Work to complete:
What is needed is an exact copy of every entry, without the pictures.
===== Input for this task
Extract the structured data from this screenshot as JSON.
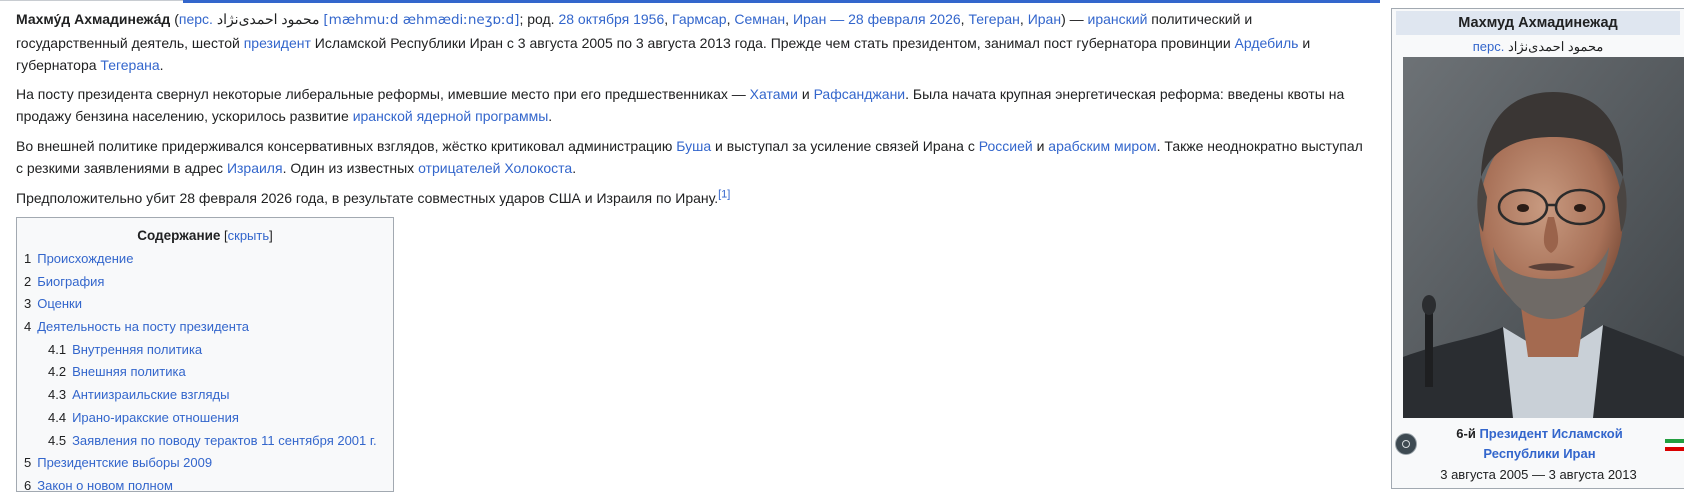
{
  "paragraph1": {
    "name": "Махму́д Ахмадинежа́д",
    "open_paren": " (",
    "lang_abbr": "перс.",
    "persian": " محمود احمدی‌نژاد ",
    "ipa": "[mæhmuːd æhmædiːneʒɒːd]",
    "born_prefix": "; род. ",
    "birth_date": "28 октября 1956",
    "comma1": ", ",
    "birth_place": "Гармсар",
    "comma2": ", ",
    "province": "Семнан",
    "comma3": ", ",
    "country": "Иран",
    "dash": " — ",
    "death_date": "28 февраля 2026",
    "comma4": ", ",
    "death_place": "Тегеран",
    "comma5": ", ",
    "country2": "Иран",
    "close": ") — ",
    "nationality": "иранский",
    "text1": " политический и государственный деятель, шестой ",
    "president_link": "президент",
    "text2": " Исламской Республики Иран с 3 августа 2005 по 3 августа 2013 года. Прежде чем стать президентом, занимал пост губернатора провинции ",
    "ardabil": "Ардебиль",
    "text3": " и губернатора ",
    "tehran": "Тегерана",
    "end": "."
  },
  "paragraph2": {
    "text1": "На посту президента свернул некоторые либеральные реформы, имевшие место при его предшественниках — ",
    "khatami": "Хатами",
    "and": " и ",
    "rafsanjani": "Рафсанджани",
    "text2": ". Была начата крупная энергетическая реформа: введены квоты на продажу бензина населению, ускорилось развитие ",
    "nuclear": "иранской ядерной программы",
    "end": "."
  },
  "paragraph3": {
    "text1": "Во внешней политике придерживался консервативных взглядов, жёстко критиковал администрацию ",
    "bush": "Буша",
    "text2": " и выступал за усиление связей Ирана с ",
    "russia": "Россией",
    "and": " и ",
    "arab": "арабским миром",
    "text3": ". Также неоднократно выступал с резкими заявлениями в адрес ",
    "israel": "Израиля",
    "text4": ". Один из известных ",
    "deniers": "отрицателей Холокоста",
    "end": "."
  },
  "paragraph4": {
    "text": "Предположительно убит 28 февраля 2026 года, в результате совместных ударов США и Израиля по Ирану.",
    "ref": "[1]"
  },
  "toc": {
    "title": "Содержание",
    "toggle_open": " [",
    "toggle_label": "скрыть",
    "toggle_close": "]",
    "items": [
      {
        "num": "1",
        "label": "Происхождение"
      },
      {
        "num": "2",
        "label": "Биография"
      },
      {
        "num": "3",
        "label": "Оценки"
      },
      {
        "num": "4",
        "label": "Деятельность на посту президента"
      },
      {
        "num": "4.1",
        "label": "Внутренняя политика"
      },
      {
        "num": "4.2",
        "label": "Внешняя политика"
      },
      {
        "num": "4.3",
        "label": "Антиизраильские взгляды"
      },
      {
        "num": "4.4",
        "label": "Ирано-иракские отношения"
      },
      {
        "num": "4.5",
        "label": "Заявления по поводу терактов 11 сентября 2001 г."
      },
      {
        "num": "5",
        "label": "Президентские выборы 2009"
      },
      {
        "num": "6",
        "label": "Закон о новом полном"
      }
    ]
  },
  "infobox": {
    "name": "Махмуд Ахмадинежад",
    "lang_abbr": "перс.",
    "native_name": " محمود احمدی‌نژاد",
    "office_ordinal": "6-й ",
    "office_link": "Президент Исламской Республики Иран",
    "term": "3 августа 2005 — 3 августа 2013"
  },
  "colors": {
    "link": "#3366cc",
    "visited_link": "#0645ad",
    "text": "#202122",
    "infobox_bg": "#f8f9fa",
    "infobox_header": "#dfe6f0",
    "border": "#a2a9b1"
  }
}
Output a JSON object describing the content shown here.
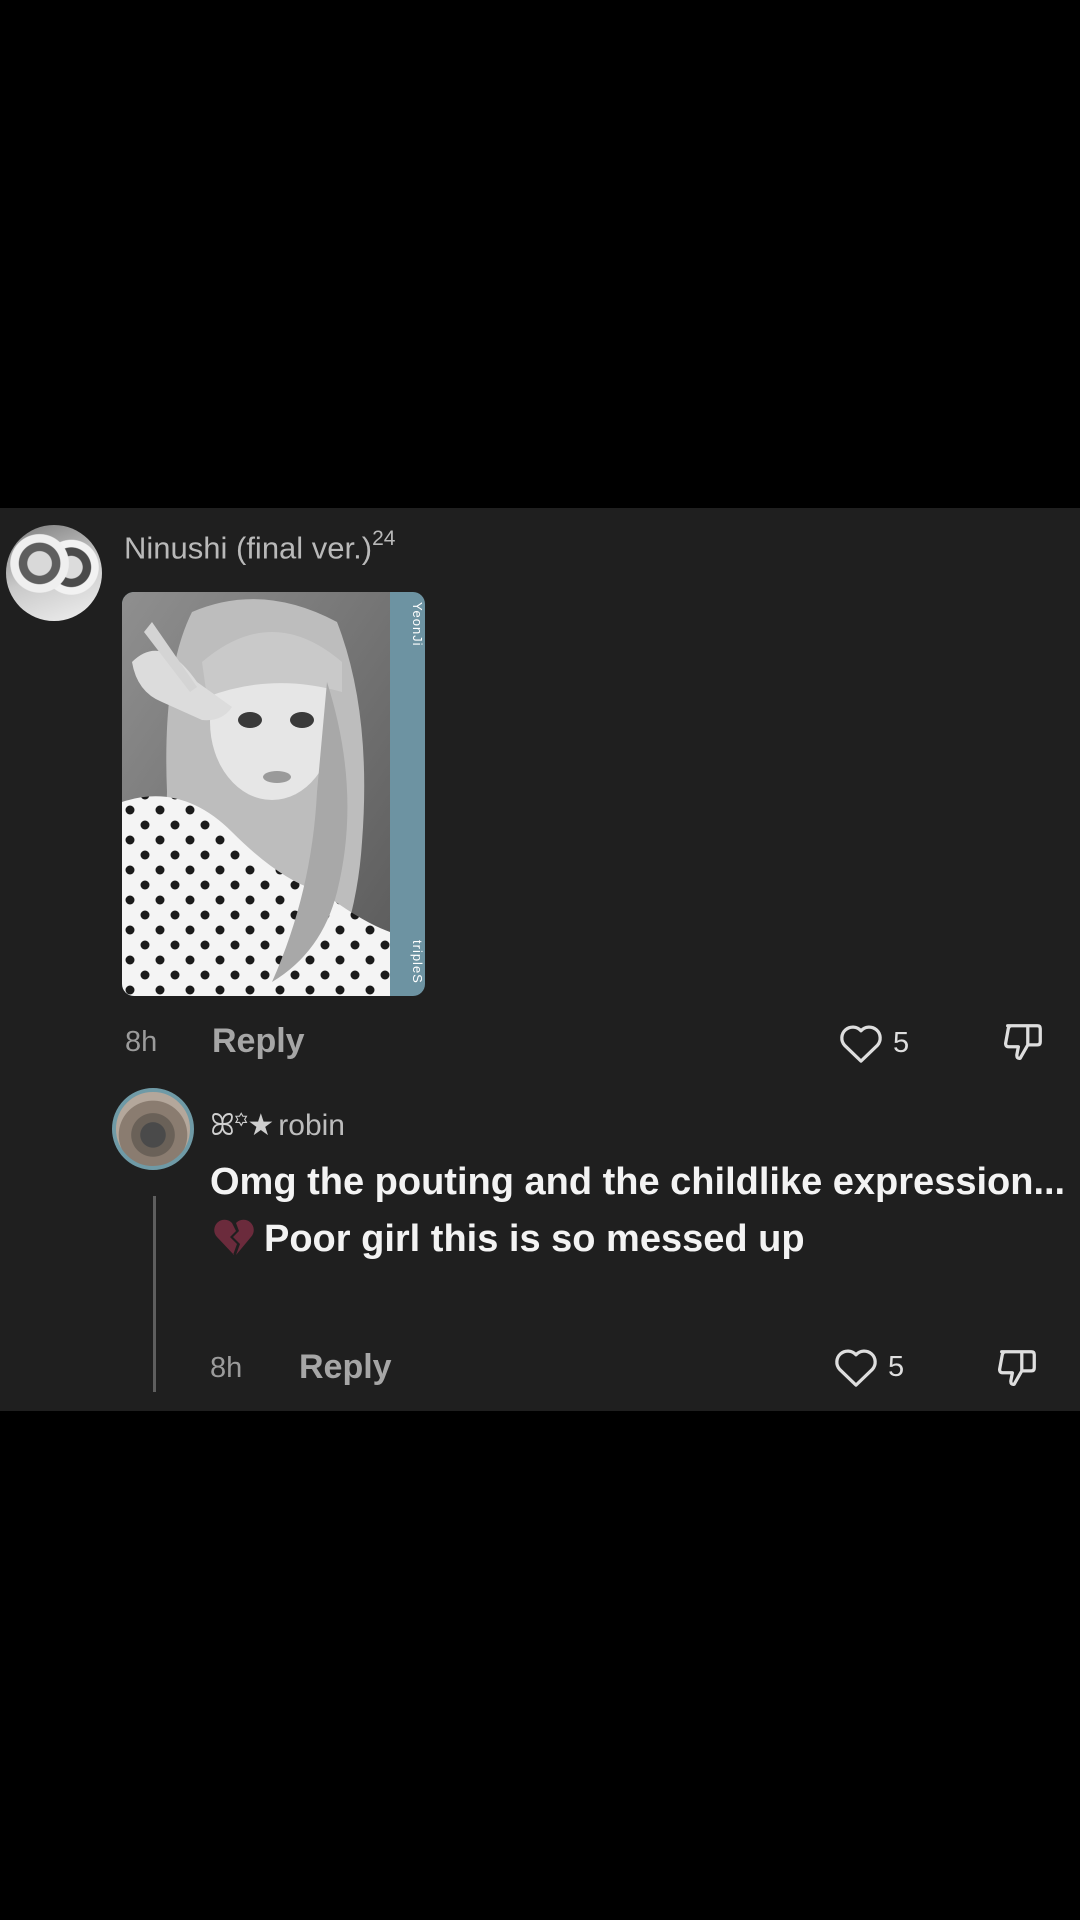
{
  "comment": {
    "username": "Ninushi (final ver.)",
    "username_sup": "24",
    "photo_card": {
      "strip_top": "YeonJi",
      "strip_bottom": "tripleS"
    },
    "time": "8h",
    "reply_label": "Reply",
    "likes": "5",
    "icons": {
      "like": "heart-outline-icon",
      "dislike": "thumbs-down-icon"
    }
  },
  "reply_comment": {
    "username_decoration": "ꕤ꙳★",
    "username": "robin",
    "text_before_emoji": "Omg the pouting and the childlike expression...",
    "emoji": "broken-heart-emoji",
    "text_after_emoji": "Poor girl this is so messed up",
    "time": "8h",
    "reply_label": "Reply",
    "likes": "5",
    "colors": {
      "avatar_ring": "#6f9aa6",
      "thread_line": "#5e5e5e"
    }
  },
  "colors": {
    "page_background": "#000000",
    "panel_background": "#1f1f1f",
    "card_strip": "#6d93a2",
    "text_primary": "#f3f3f3",
    "text_secondary": "#a6a6a6"
  }
}
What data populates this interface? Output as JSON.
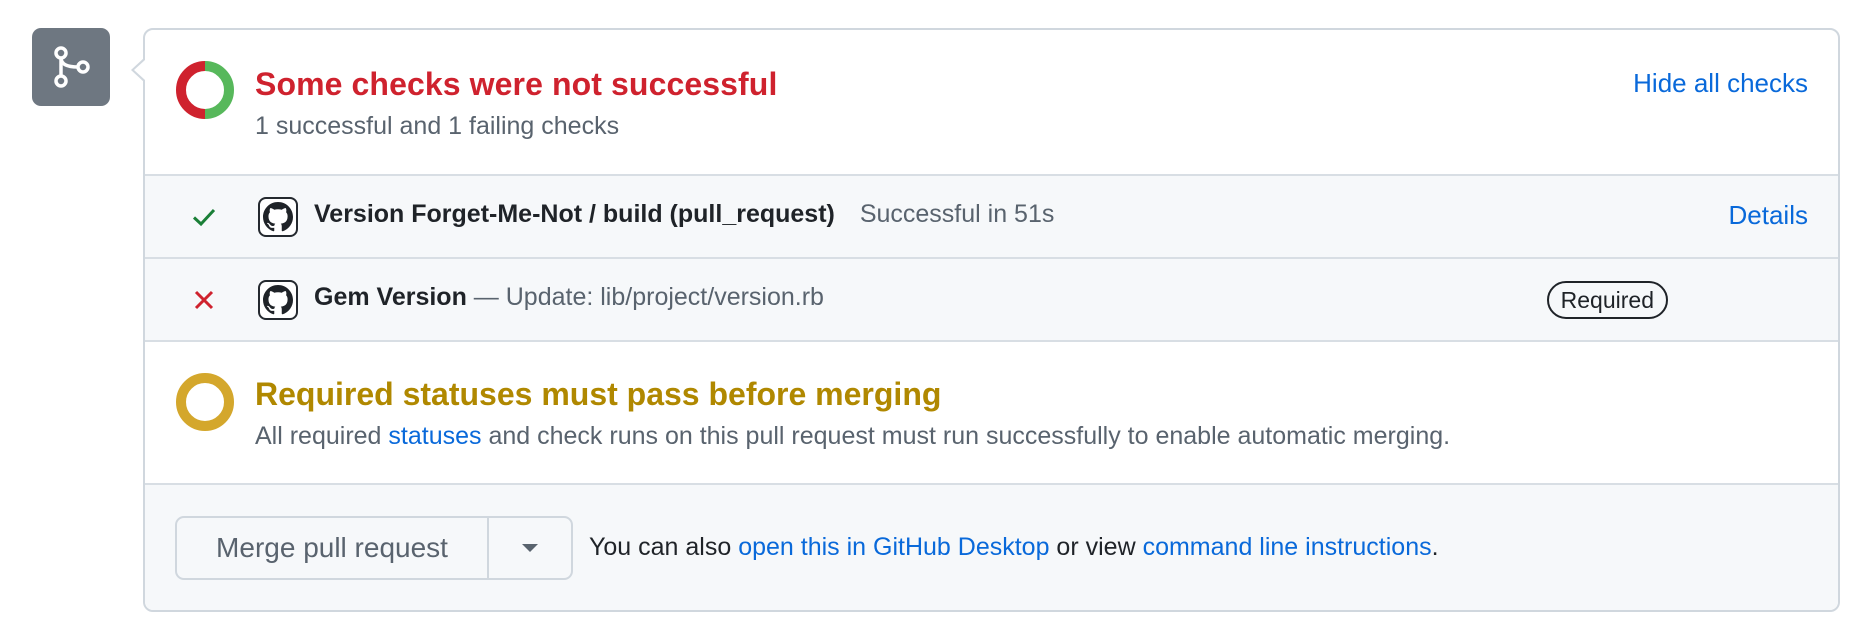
{
  "icons": {
    "merge": "git-merge-icon",
    "summary_ring": "donut-status-icon",
    "success": "check-icon",
    "failure": "x-icon",
    "github_app": "github-mark-icon",
    "pending_ring": "pending-ring-icon",
    "caret": "triangle-down-icon"
  },
  "colors": {
    "danger": "#cf222e",
    "success": "#2da44e",
    "attention": "#b08800",
    "link": "#0969da",
    "muted": "#59636e"
  },
  "summary": {
    "title": "Some checks were not successful",
    "subtitle": "1 successful and 1 failing checks",
    "toggle_label": "Hide all checks"
  },
  "checks": [
    {
      "name": "Version Forget-Me-Not / build (pull_request)",
      "description": "Successful in 51s",
      "status": "success",
      "action_label": "Details"
    },
    {
      "name": "Gem Version",
      "description": " — Update: lib/project/version.rb",
      "status": "failure",
      "badge": "Required"
    }
  ],
  "required_statuses": {
    "title": "Required statuses must pass before merging",
    "desc_before": "All required ",
    "desc_link": "statuses",
    "desc_after": " and check runs on this pull request must run successfully to enable automatic merging."
  },
  "merge": {
    "button_label": "Merge pull request",
    "note_before": "You can also ",
    "note_link1": "open this in GitHub Desktop",
    "note_middle": " or view ",
    "note_link2": "command line instructions",
    "note_after": "."
  }
}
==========
Solution for this exercise:
Extract the structured data from this screenshot as JSON.
{
  "paragraph1": {
    "name": "Махму́д Ахмадинежа́д",
    "open_paren": " (",
    "lang_abbr": "перс.",
    "persian": " محمود احمدی‌نژاد ",
    "ipa": "[mæhmuːd æhmædiːneʒɒːd]",
    "born_prefix": "; род. ",
    "birth_date": "28 октября 1956",
    "comma1": ", ",
    "birth_place": "Гармсар",
    "comma2": ", ",
    "province": "Семнан",
    "comma3": ", ",
    "country": "Иран",
    "dash": " — ",
    "death_date": "28 февраля 2026",
    "comma4": ", ",
    "death_place": "Тегеран",
    "comma5": ", ",
    "country2": "Иран",
    "close": ") — ",
    "nationality": "иранский",
    "text1": " политический и государственный деятель, шестой ",
    "president_link": "президент",
    "text2": " Исламской Республики Иран с 3 августа 2005 по 3 августа 2013 года. Прежде чем стать президентом, занимал пост губернатора провинции ",
    "ardabil": "Ардебиль",
    "text3": " и губернатора ",
    "tehran": "Тегерана",
    "end": "."
  },
  "paragraph2": {
    "text1": "На посту президента свернул некоторые либеральные реформы, имевшие место при его предшественниках — ",
    "khatami": "Хатами",
    "and": " и ",
    "rafsanjani": "Рафсанджани",
    "text2": ". Была начата крупная энергетическая реформа: введены квоты на продажу бензина населению, ускорилось развитие ",
    "nuclear": "иранской ядерной программы",
    "end": "."
  },
  "paragraph3": {
    "text1": "Во внешней политике придерживался консервативных взглядов, жёстко критиковал администрацию ",
    "bush": "Буша",
    "text2": " и выступал за усиление связей Ирана с ",
    "russia": "Россией",
    "and": " и ",
    "arab": "арабским миром",
    "text3": ". Также неоднократно выступал с резкими заявлениями в адрес ",
    "israel": "Израиля",
    "text4": ". Один из известных ",
    "deniers": "отрицателей Холокоста",
    "end": "."
  },
  "paragraph4": {
    "text": "Предположительно убит 28 февраля 2026 года, в результате совместных ударов США и Израиля по Ирану.",
    "ref": "[1]"
  },
  "toc": {
    "title": "Содержание",
    "toggle_open": " [",
    "toggle_label": "скрыть",
    "toggle_close": "]",
    "items": [
      {
        "num": "1",
        "label": "Происхождение"
      },
      {
        "num": "2",
        "label": "Биография"
      },
      {
        "num": "3",
        "label": "Оценки"
      },
      {
        "num": "4",
        "label": "Деятельность на посту президента"
      },
      {
        "num": "4.1",
        "label": "Внутренняя политика"
      },
      {
        "num": "4.2",
        "label": "Внешняя политика"
      },
      {
        "num": "4.3",
        "label": "Антиизраильские взгляды"
      },
      {
        "num": "4.4",
        "label": "Ирано-иракские отношения"
      },
      {
        "num": "4.5",
        "label": "Заявления по поводу терактов 11 сентября 2001 г."
      },
      {
        "num": "5",
        "label": "Президентские выборы 2009"
      },
      {
        "num": "6",
        "label": "Закон о новом полном"
      }
    ]
  },
  "infobox": {
    "name": "Махмуд Ахмадинежад",
    "lang_abbr": "перс.",
    "native_name": " محمود احمدی‌نژاد",
    "office_ordinal": "6-й ",
    "office_link": "Президент Исламской Республики Иран",
    "term": "3 августа 2005 — 3 августа 2013"
  },
  "colors": {
    "link": "#3366cc",
    "visited_link": "#0645ad",
    "text": "#202122",
    "infobox_bg": "#f8f9fa",
    "infobox_header": "#dfe6f0",
    "border": "#a2a9b1"
  }
}
Output a JSON object describing the content shown here.
{
  "comment": {
    "username": "Ninushi (final ver.)",
    "username_sup": "24",
    "photo_card": {
      "strip_top": "YeonJi",
      "strip_bottom": "tripleS"
    },
    "time": "8h",
    "reply_label": "Reply",
    "likes": "5",
    "icons": {
      "like": "heart-outline-icon",
      "dislike": "thumbs-down-icon"
    }
  },
  "reply_comment": {
    "username_decoration": "ꕤ꙳★",
    "username": "robin",
    "text_before_emoji": "Omg the pouting and the childlike expression...",
    "emoji": "broken-heart-emoji",
    "text_after_emoji": "Poor girl this is so messed up",
    "time": "8h",
    "reply_label": "Reply",
    "likes": "5",
    "colors": {
      "avatar_ring": "#6f9aa6",
      "thread_line": "#5e5e5e"
    }
  },
  "colors": {
    "page_background": "#000000",
    "panel_background": "#1f1f1f",
    "card_strip": "#6d93a2",
    "text_primary": "#f3f3f3",
    "text_secondary": "#a6a6a6"
  }
}
What data populates this interface? Output as JSON.
{
  "icons": {
    "merge": "git-merge-icon",
    "summary_ring": "donut-status-icon",
    "success": "check-icon",
    "failure": "x-icon",
    "github_app": "github-mark-icon",
    "pending_ring": "pending-ring-icon",
    "caret": "triangle-down-icon"
  },
  "colors": {
    "danger": "#cf222e",
    "success": "#2da44e",
    "attention": "#b08800",
    "link": "#0969da",
    "muted": "#59636e"
  },
  "summary": {
    "title": "Some checks were not successful",
    "subtitle": "1 successful and 1 failing checks",
    "toggle_label": "Hide all checks"
  },
  "checks": [
    {
      "name": "Version Forget-Me-Not / build (pull_request)",
      "description": "Successful in 51s",
      "status": "success",
      "action_label": "Details"
    },
    {
      "name": "Gem Version",
      "description": " — Update: lib/project/version.rb",
      "status": "failure",
      "badge": "Required"
    }
  ],
  "required_statuses": {
    "title": "Required statuses must pass before merging",
    "desc_before": "All required ",
    "desc_link": "statuses",
    "desc_after": " and check runs on this pull request must run successfully to enable automatic merging."
  },
  "merge": {
    "button_label": "Merge pull request",
    "note_before": "You can also ",
    "note_link1": "open this in GitHub Desktop",
    "note_middle": " or view ",
    "note_link2": "command line instructions",
    "note_after": "."
  }
}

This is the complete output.